Multicoloured acrylic painting depicting petroglyphs of human figures and aquatic animals.

Stories of the Hunt go on Forever # 1, Painting by Alan Syliboy

Of their artistic friendship, Alan explains “It just eventually evolved… he was in my band and I had images. I had content and he had technical ability and it was just natural… it worked on every level.”

“We had these interesting kind of parallel interests,” says Lukas “and this idea that things can be traditional and they can also be really futuristic.”

Their most recent collaboration Petroglyph/Electroglyph will soon be on display at the Canadian Museum of Immigration at Pier 21 as Nocturne 2018 Beacon Project.

An interpretation of this year’s Nocturne theme, “Nomadic Reciprocity,” Petroglyph/Electroglyph is at it’s core, about storytelling and the ways that stories rooted in tradition can at once stay the same and completely change over time.

The install is straightforward to understand: Alan’s personal understanding of traditional Indigenous symbols are placed into Lukas’s video environment. “It’s going to be a split screen with my animations on one screen,” says Alan, “the other will be the altered screen where it’s affected by the sound and it behaves differently.”

“The same image, but radically different.”

Multicoloured acrylic painting depicting petroglyphs of human figures and aquatic animals.

Stories of the Hunt go on Forever # 2, Painting by Alan Syliboy

The sheer scale of the installation is another way the images are altered.

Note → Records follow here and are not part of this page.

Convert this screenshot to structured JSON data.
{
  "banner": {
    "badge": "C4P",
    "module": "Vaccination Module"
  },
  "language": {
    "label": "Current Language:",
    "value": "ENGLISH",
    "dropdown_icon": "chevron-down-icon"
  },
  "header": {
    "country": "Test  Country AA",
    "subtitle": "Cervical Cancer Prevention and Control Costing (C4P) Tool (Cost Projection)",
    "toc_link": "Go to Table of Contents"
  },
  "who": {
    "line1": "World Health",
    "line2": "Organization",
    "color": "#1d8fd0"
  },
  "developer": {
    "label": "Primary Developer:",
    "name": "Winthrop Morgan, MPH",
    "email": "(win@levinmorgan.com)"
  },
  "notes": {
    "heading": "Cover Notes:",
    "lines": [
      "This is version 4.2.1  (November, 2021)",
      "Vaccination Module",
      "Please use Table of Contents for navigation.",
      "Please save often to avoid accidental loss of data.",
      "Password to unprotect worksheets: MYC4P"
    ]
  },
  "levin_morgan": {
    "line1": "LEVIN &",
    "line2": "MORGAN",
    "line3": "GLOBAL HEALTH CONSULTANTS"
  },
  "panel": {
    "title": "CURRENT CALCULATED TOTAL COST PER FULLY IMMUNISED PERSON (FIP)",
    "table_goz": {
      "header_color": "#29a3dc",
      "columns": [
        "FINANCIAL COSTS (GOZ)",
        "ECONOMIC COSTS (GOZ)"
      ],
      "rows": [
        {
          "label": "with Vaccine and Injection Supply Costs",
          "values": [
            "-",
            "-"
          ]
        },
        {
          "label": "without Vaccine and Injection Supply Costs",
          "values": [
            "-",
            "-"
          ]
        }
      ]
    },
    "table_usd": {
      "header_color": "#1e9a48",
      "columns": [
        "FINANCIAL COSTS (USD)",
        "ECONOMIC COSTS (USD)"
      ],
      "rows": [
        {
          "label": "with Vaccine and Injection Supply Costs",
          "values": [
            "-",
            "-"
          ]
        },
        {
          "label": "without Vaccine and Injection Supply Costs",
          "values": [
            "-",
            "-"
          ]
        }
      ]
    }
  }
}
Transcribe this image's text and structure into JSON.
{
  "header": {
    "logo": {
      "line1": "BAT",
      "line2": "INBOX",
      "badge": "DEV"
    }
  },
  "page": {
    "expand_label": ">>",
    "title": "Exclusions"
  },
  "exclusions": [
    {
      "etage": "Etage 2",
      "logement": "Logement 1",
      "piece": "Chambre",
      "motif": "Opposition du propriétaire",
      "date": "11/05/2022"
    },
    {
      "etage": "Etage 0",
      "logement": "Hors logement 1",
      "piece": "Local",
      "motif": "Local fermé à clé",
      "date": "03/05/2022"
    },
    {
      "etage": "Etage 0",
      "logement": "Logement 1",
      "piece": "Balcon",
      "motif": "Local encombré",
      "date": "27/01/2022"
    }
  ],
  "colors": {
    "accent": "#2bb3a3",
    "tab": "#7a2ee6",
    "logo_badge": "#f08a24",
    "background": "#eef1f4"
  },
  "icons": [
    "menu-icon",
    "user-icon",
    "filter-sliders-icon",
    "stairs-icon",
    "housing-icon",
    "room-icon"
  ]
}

Projected outdoors directly on the Museum building, “it’s going to be like 100 by 100,” exclaims Alan.

The viewer’s interpretations of Petroglyph/Electroglyph are where the currents become more complex. Both artists anticipate that everyone will come away with something different. Similar to how we do not always understand a story the same way from the first telling to the next, Petroglyph/Electroglyph will change for each viewer.

Like stories rooted in tradition, there are “ideas that connect it backwards over a long time,” explains Lukas “going forward, there’s still some strength to those ideas no matter where we take them, the shapes we bend them into to make them relevant to ourselves now.”

“Just because the forms change some of the seeds of it stay there.”

As much as Petroglyph/Electroglyph alters traditions, the potency of Alan’s visual symbols throughout are a reminder of their robustness. “The symbols are still recognizable through this digital weathering,” explains Lukas of the steadfastness of Alan’s art, “I think well… that’s metaphorical to all of the other erosion both literally and figuratively that the stories he’s bringing have faced to get to this point.”

“The fact we can only ever see them from our perspective, that’s something to be appreciated and not to be mourned… These images have persisted,” he says.

For Lukas, the experience of Petroglyph/Electroglypgh is about reconciliation, and “the understanding between settler culture and Indigenous culture this idea that it’s not a fixed thing … it’s always something that is going to be re-understood as time, society and people move, change and work together and understand our histories.”

Multicoloured image of an abstract eye is a still image from the Petroglyph/Electroglyph video art installation

Still image from Peteroglyph/Electroglyph, by Lukas Pearse and Alan Syliboy

For Alan, part of the experience is also seeing his art and the traditional symbols in huge scale on the historic sites. The chance to see them on the Museum gives him the same feeling as when he saw them projected on the church at Grand Pré, “I’m back together with the church but in a different way” he says.

“Same with this venue, this venue is immigrants and if they could see into the future and see this happening now who would ever think this could happen. Just that alone, time travelling and the thought of it is kind of an amazing thing.”

Come see for yourselves, start your Nocturne at the Museum and witness Petroglyph/ Electroglyph along with other fascinating and moving installations from Mocean Dance, Hear Here Productions, Marla Benton, Justin Buckley and Eskasoni Cultural Journeys.